The grandmother of Somalian Ayaan Hirsi Ali had her young granddaughter genitally mutilated at the age of 5. Her father, an intelligent dissident and outspoken critic of the backward tradition, was imprisoned during this time and her grandmother took charge. From that moment on, Ali knew there was something wrong with her culture's view of women.
As a professor and advisor at Armstrong, students often come into my office struggling with a variety of academic and life problems. On many occasions, it is the student's dating life that is most confusing to them when considering their future.
The 135th annual convention of the Sunday School Association of Effingham County will be held May 4 at 10 a.m. with participating Sunday schools ready to march under the tabernacle at 9:45 a.m. The convention will be held again at the historic Effingham County Methodist Campground.
Everyone loves Christmas. Trees, lights, presents, songs, parties, and meals make Christmas a very special time every winter. But for Christians, Christmas is really only significant in light of Easter. The manger reflects its glory only in the witness of the empty tomb.
It's a good bet that church pews will be more packed than usual these next two Sundays. Local congregants and pastors will likely struggle to remember the names of those who come to pray and sing next to them on Palm Sunday and Easter Day. Once again, it is time for the CEO ("Christmas and Easter Only") crowd to emerge. My perspective on such folks is perhaps unique, stemming from a conversation I had years ago.
Among the many revelations I've had over the past decade in my ministerial experiences in Effingham County are the following truths: (1) there are many people with real needs in our community, and (2) I am incapable of discerning exactly who they are.
In Christianity, hell is often characterized as a realm in which God or love is completely absent. The great Russian writer Fyodor Dostoyevsky may not have been far off when he said, "I am convinced that the only hell which exists is the inability to love."
A few months ago, my teenage son Alex was competing in a national weightlifting competition outside St. Louis. The morning of his competition, I decided to forego the predictable hotel breakfast for fresh-cooked food at an omelet joint within walking distance.
Pastors, who are often in the position of providing some comfort following a death, have a unique vantage point from which to recognize the most beneficial actions to a congregant's family upon the death of a loved one. Often, friends of the deceased are left at a loss, not knowing what should be said or done to be a balm to those grieving.
Over the years in the role as pastor, I have come to see that the death of a loved one (whether expected or unexpected) often leaves people feeling not only grief and a sense of loss, but also anxiety - anxiety over what they should be doing and feeling in the wake of such a personal tragedy. In that regard, please accept the following as friendly advice I see as consistent with the Christian faith.
By the time you read this, you will have seen and heard a great deal about the senseless shooting at Emanuel AME Church in Charleston, S.C. Let me offer perspective somewhat different from what you may have encountered until now.
This past week, I was reminded how important it is to keep the essentials of the Christian faith in mind. Too often, we Christians get wrapped up in tussles about the non-essentials. And it is precisely those non-essentials that often make the news, which keeps those outside the church from appreciating the essence of the faith.

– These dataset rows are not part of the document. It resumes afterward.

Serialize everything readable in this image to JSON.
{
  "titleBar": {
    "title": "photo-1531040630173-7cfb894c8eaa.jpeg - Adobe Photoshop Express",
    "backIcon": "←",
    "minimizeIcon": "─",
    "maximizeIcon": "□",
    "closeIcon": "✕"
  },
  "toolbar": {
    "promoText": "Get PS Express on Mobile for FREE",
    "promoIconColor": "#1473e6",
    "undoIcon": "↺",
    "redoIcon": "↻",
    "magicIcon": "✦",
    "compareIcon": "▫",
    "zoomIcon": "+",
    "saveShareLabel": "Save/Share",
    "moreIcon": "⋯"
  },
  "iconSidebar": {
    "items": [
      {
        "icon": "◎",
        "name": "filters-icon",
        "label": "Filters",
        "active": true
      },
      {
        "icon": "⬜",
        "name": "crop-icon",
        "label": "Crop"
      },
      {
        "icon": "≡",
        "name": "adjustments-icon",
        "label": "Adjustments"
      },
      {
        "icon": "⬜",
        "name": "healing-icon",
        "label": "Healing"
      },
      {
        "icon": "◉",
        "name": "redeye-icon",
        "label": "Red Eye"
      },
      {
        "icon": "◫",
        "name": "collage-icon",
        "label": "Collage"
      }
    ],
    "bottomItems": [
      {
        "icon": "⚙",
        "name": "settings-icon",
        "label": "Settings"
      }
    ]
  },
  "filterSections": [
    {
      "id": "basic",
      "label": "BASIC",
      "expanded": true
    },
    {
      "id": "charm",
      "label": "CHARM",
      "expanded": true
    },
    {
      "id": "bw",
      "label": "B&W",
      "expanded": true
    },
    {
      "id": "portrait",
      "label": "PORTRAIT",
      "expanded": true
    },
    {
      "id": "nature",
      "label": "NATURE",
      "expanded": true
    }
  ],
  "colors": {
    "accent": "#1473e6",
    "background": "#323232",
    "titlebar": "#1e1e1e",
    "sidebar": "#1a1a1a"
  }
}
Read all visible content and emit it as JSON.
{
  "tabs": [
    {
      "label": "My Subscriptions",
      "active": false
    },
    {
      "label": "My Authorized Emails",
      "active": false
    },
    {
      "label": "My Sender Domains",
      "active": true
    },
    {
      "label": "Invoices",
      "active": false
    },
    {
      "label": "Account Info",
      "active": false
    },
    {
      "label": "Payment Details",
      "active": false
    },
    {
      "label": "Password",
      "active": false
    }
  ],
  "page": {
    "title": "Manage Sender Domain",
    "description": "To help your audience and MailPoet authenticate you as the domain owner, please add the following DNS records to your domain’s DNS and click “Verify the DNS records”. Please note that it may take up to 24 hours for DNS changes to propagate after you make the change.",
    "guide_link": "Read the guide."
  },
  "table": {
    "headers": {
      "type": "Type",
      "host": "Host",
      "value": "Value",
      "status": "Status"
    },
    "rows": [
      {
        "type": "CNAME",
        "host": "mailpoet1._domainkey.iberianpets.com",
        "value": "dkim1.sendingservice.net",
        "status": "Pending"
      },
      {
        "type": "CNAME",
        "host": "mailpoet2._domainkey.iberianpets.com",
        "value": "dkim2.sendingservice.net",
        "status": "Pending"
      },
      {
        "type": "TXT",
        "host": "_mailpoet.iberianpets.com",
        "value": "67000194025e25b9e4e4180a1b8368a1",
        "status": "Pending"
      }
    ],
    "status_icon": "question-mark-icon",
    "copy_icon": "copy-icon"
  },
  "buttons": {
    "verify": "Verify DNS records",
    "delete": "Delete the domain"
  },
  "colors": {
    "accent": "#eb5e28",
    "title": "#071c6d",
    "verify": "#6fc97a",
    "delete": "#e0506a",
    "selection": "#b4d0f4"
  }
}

Those who know me and have seen me walking around occasionally in orange and blue are aware that my undergraduate degree was from the University of Florida. If that troubles you, please be comforted with the knowledge that all my children have gone to the University of Georgia, and I have sent much more money to Athens than I ever sent to Gainesville.